*PROMPT*: All of the data must be written out verbatim, with pictures excluded.
========
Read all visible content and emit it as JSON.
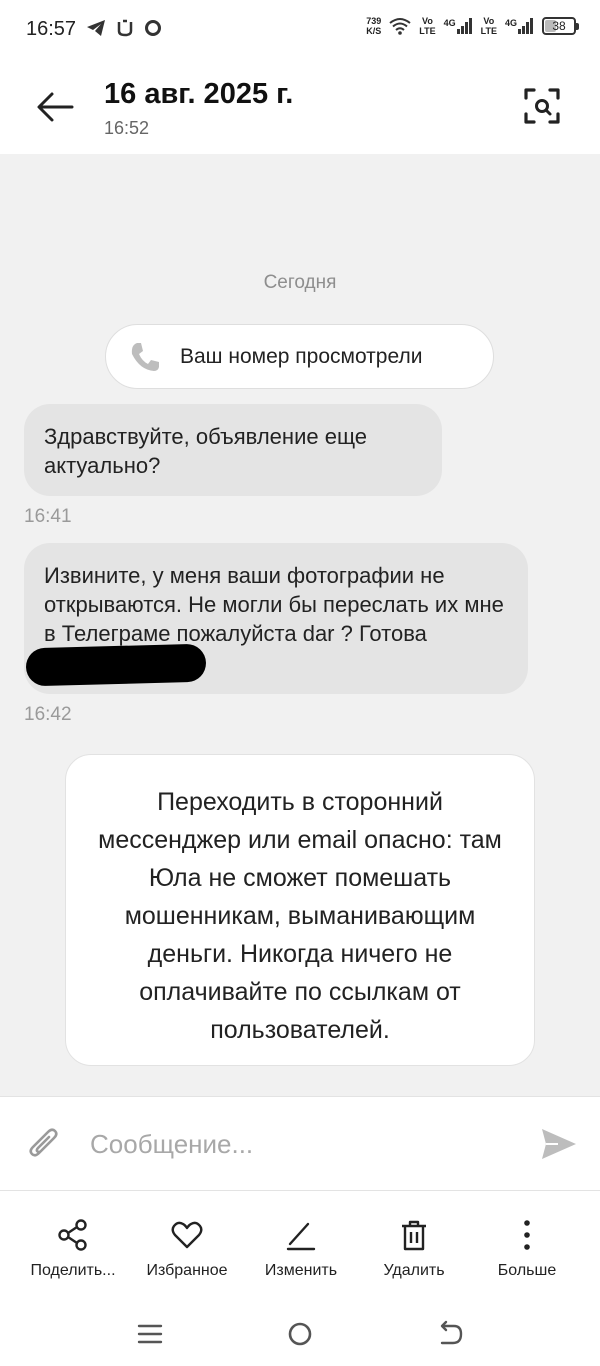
{
  "status_bar": {
    "time": "16:57",
    "net_speed_value": "739",
    "net_speed_unit": "K/S",
    "sim1_label_top": "Vo",
    "sim1_label_bottom": "LTE",
    "sim1_network": "4G",
    "sim2_label_top": "Vo",
    "sim2_label_bottom": "LTE",
    "sim2_network": "4G",
    "battery": "38",
    "battery_level": 0.38
  },
  "header": {
    "title": "16 авг. 2025 г.",
    "subtitle": "16:52"
  },
  "chat": {
    "date_divider": "Сегодня",
    "system_message": "Ваш номер просмотрели",
    "messages": [
      {
        "text": "Здравствуйте, объявление еще актуально?",
        "time": "16:41"
      },
      {
        "text": "Извините, у меня ваши фотографии не открываются. Не могли бы переслать их мне в Телеграме пожалуйста dar       ? Готова забрать",
        "time": "16:42"
      }
    ],
    "warning": "Переходить в сторонний мессенджер или email опасно: там Юла не сможет помешать мошенникам, выманивающим деньги. Никогда ничего не оплачивайте по ссылкам от пользователей."
  },
  "input": {
    "placeholder": "Сообщение..."
  },
  "actions": {
    "share": "Поделить...",
    "favorite": "Избранное",
    "edit": "Изменить",
    "delete": "Удалить",
    "more": "Больше"
  },
  "icons": {
    "back": "arrow-left-icon",
    "scan": "scan-icon",
    "phone": "phone-icon",
    "attach": "paperclip-icon",
    "send": "send-icon"
  },
  "colors": {
    "chat_background": "#f1f1f1",
    "bubble": "#e4e4e4",
    "muted_text": "#9a9a9a"
  }
}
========
*ANSWER BOX*:
Read all visible content and emit it as JSON.
{
  "status_bar": {
    "time": "16:57",
    "net_speed_value": "739",
    "net_speed_unit": "K/S",
    "sim1_label_top": "Vo",
    "sim1_label_bottom": "LTE",
    "sim1_network": "4G",
    "sim2_label_top": "Vo",
    "sim2_label_bottom": "LTE",
    "sim2_network": "4G",
    "battery": "38",
    "battery_level": 0.38
  },
  "header": {
    "title": "16 авг. 2025 г.",
    "subtitle": "16:52"
  },
  "chat": {
    "date_divider": "Сегодня",
    "system_message": "Ваш номер просмотрели",
    "messages": [
      {
        "text": "Здравствуйте, объявление еще актуально?",
        "time": "16:41"
      },
      {
        "text": "Извините, у меня ваши фотографии не открываются. Не могли бы переслать их мне в Телеграме пожалуйста dar       ? Готова забрать",
        "time": "16:42"
      }
    ],
    "warning": "Переходить в сторонний мессенджер или email опасно: там Юла не сможет помешать мошенникам, выманивающим деньги. Никогда ничего не оплачивайте по ссылкам от пользователей."
  },
  "input": {
    "placeholder": "Сообщение..."
  },
  "actions": {
    "share": "Поделить...",
    "favorite": "Избранное",
    "edit": "Изменить",
    "delete": "Удалить",
    "more": "Больше"
  },
  "icons": {
    "back": "arrow-left-icon",
    "scan": "scan-icon",
    "phone": "phone-icon",
    "attach": "paperclip-icon",
    "send": "send-icon"
  },
  "colors": {
    "chat_background": "#f1f1f1",
    "bubble": "#e4e4e4",
    "muted_text": "#9a9a9a"
  }
}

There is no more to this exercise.